Fixing the waste and stormwater infrastructure is costly. Help us to find solutions that are fair and equitable. These are big changes, and needs to reflect our communities’ views informed by good evidence and information.
Connect with us to talk about what we can do together. You can reach us at email@example.com. To see what we have been doing visit our Facebook page (www.facebook.com...), and to share what you value about our water and your solutions have your say (www.haveyoursay.gw.gov.nz...)
Stay active and strong with older adult strength and balance classes.
The Community Strength & Balance page on the Sport Wellington website has information about a variety of online and in-person classes which are run by local instructors and designed to help you improve your strength and balance.
Classes are part of the Live Stronger for Longer movement which aims to help people remain healthy, active and independent as they age and include Tai Chi, Pilates, seated exercise and more.
They are available for anyone to try so give one a go today!
I would like to know if anyone can hear a low frequency humming noise, especially at night? It sounds like an electrical noise from a transformer or diesel engine.

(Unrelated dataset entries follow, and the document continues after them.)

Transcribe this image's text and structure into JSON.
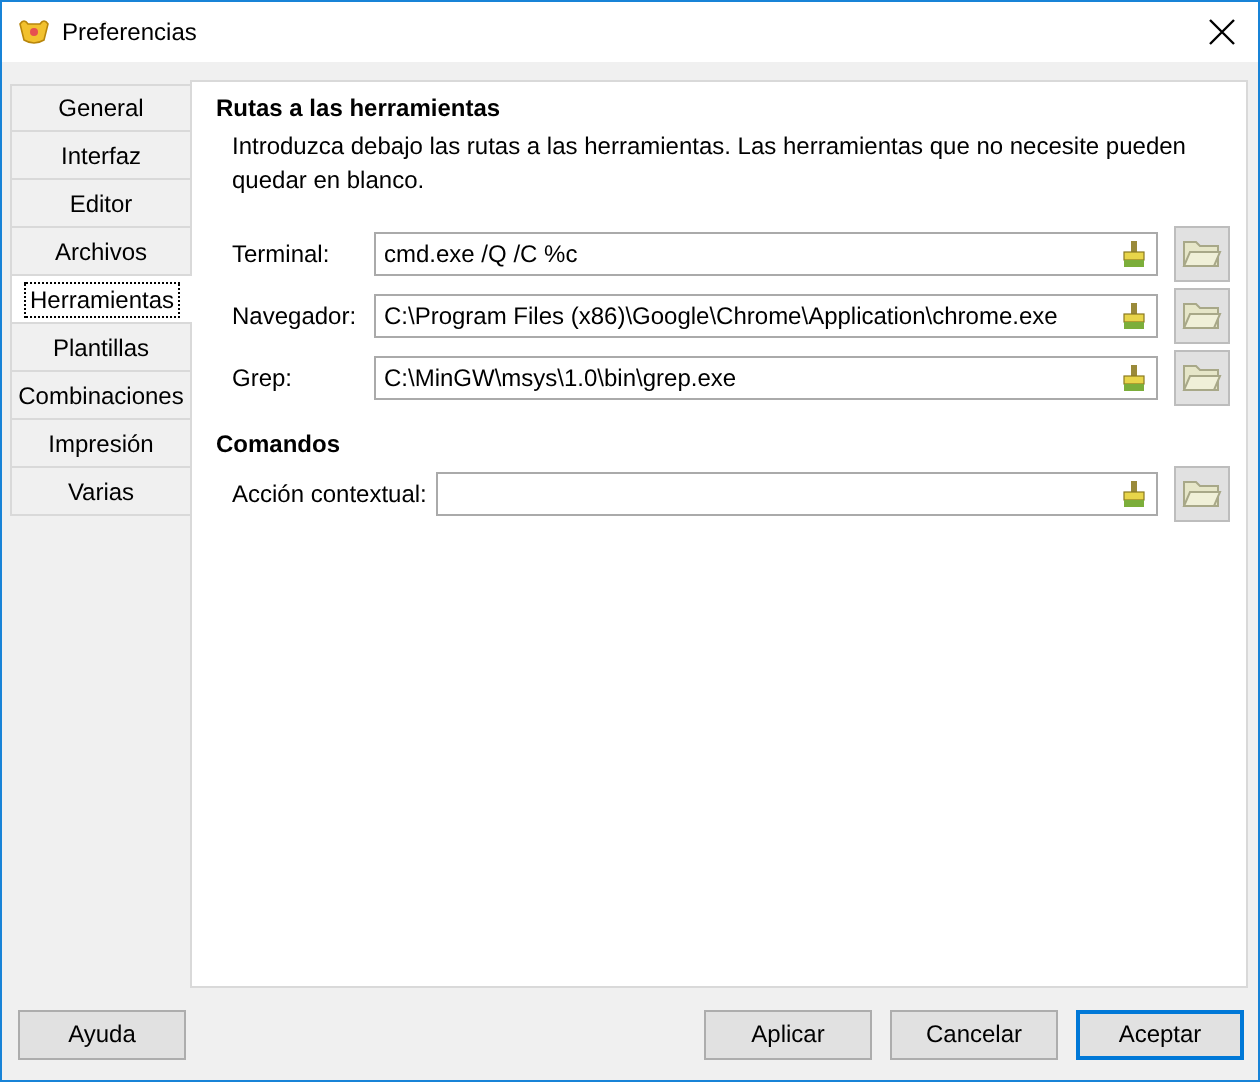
{
  "window": {
    "title": "Preferencias"
  },
  "tabs": [
    {
      "label": "General",
      "selected": false
    },
    {
      "label": "Interfaz",
      "selected": false
    },
    {
      "label": "Editor",
      "selected": false
    },
    {
      "label": "Archivos",
      "selected": false
    },
    {
      "label": "Herramientas",
      "selected": true
    },
    {
      "label": "Plantillas",
      "selected": false
    },
    {
      "label": "Combinaciones",
      "selected": false
    },
    {
      "label": "Impresión",
      "selected": false
    },
    {
      "label": "Varias",
      "selected": false
    }
  ],
  "sections": [
    {
      "title": "Rutas a las herramientas",
      "description": "Introduzca debajo las rutas a las herramientas. Las herramientas que no necesite pueden quedar en blanco.",
      "fields": [
        {
          "label": "Terminal:",
          "value": "cmd.exe /Q /C %c"
        },
        {
          "label": "Navegador:",
          "value": "C:\\Program Files (x86)\\Google\\Chrome\\Application\\chrome.exe"
        },
        {
          "label": "Grep:",
          "value": "C:\\MinGW\\msys\\1.0\\bin\\grep.exe"
        }
      ]
    },
    {
      "title": "Comandos",
      "fields": [
        {
          "label": "Acción contextual:"
        }
      ]
    }
  ],
  "left_buttons": [
    {
      "label": "Ayuda",
      "default": false
    }
  ],
  "right_buttons": [
    {
      "label": "Aplicar",
      "default": false
    },
    {
      "label": "Cancelar",
      "default": false
    },
    {
      "label": "Aceptar",
      "default": true
    }
  ]
}
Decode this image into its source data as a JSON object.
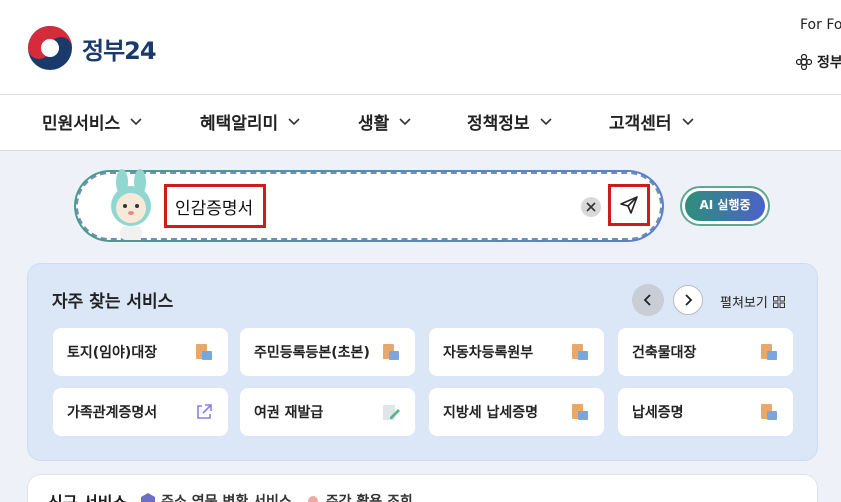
{
  "header": {
    "logo_text": "정부24",
    "for_foreign": "For Fo",
    "jeong_link": "정부"
  },
  "nav": {
    "items": [
      {
        "label": "민원서비스"
      },
      {
        "label": "혜택알리미"
      },
      {
        "label": "생활"
      },
      {
        "label": "정책정보"
      },
      {
        "label": "고객센터"
      }
    ]
  },
  "search": {
    "value": "인감증명서",
    "ai_label": "AI 실행중"
  },
  "frequent": {
    "title": "자주 찾는 서비스",
    "expand_label": "펼쳐보기",
    "cards": [
      {
        "label": "토지(임야)대장",
        "icon": "document-icon"
      },
      {
        "label": "주민등록등본(초본)",
        "icon": "document-icon"
      },
      {
        "label": "자동차등록원부",
        "icon": "document-icon"
      },
      {
        "label": "건축물대장",
        "icon": "document-icon"
      },
      {
        "label": "가족관계증명서",
        "icon": "external-link-icon"
      },
      {
        "label": "여권 재발급",
        "icon": "pencil-icon"
      },
      {
        "label": "지방세 납세증명",
        "icon": "document-icon"
      },
      {
        "label": "납세증명",
        "icon": "document-icon"
      }
    ]
  },
  "bottom": {
    "label": "신규 서비스",
    "tags": [
      {
        "label": "주소 영문 변환 서비스"
      },
      {
        "label": "주간 활용 조회"
      }
    ]
  },
  "colors": {
    "accent_red": "#d11a1a",
    "brand_navy": "#1a3a6c",
    "panel_bg": "#dbe6f6"
  }
}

We are excited to announce that the first liner in the Mt Albert sludge pipes has been successfully tested and is now operational – which means we’ve been able to take bring the sludge trucks operation to an end.
There will be the odd truck passing through over the coming week or so as the sludge tanks at Moa Point are cleared, but the 24/7 operation is over.
We want to thank the impacted residents for your patience and resilience in putting up with the trucks traveling past your houses every day through what has been an extraordinary time – possibly made more trying by the restrictions of Covid-19 and the fact everyone was at home more than usual.
We also want to acknowledge the efforts of the truck drivers who have worked tirelessly to keep sludge out of Cook Strait. And we’d like to thank the council and community leaders who have ensured community interests were kept foremost throughout a particularly difficult time for the city.
The second Mt Albert pipe lining operation is under way. Once complete, in three weeks or so, this will restore full redundancy in the event of failure. If there’s an emergency before then, we may need to re-start the trucking operation. However, lining the full length of this critical Mt Albert section of the sludge pipe minimises the risk of the pipe failing again until a longer term solution for sludge management is developed.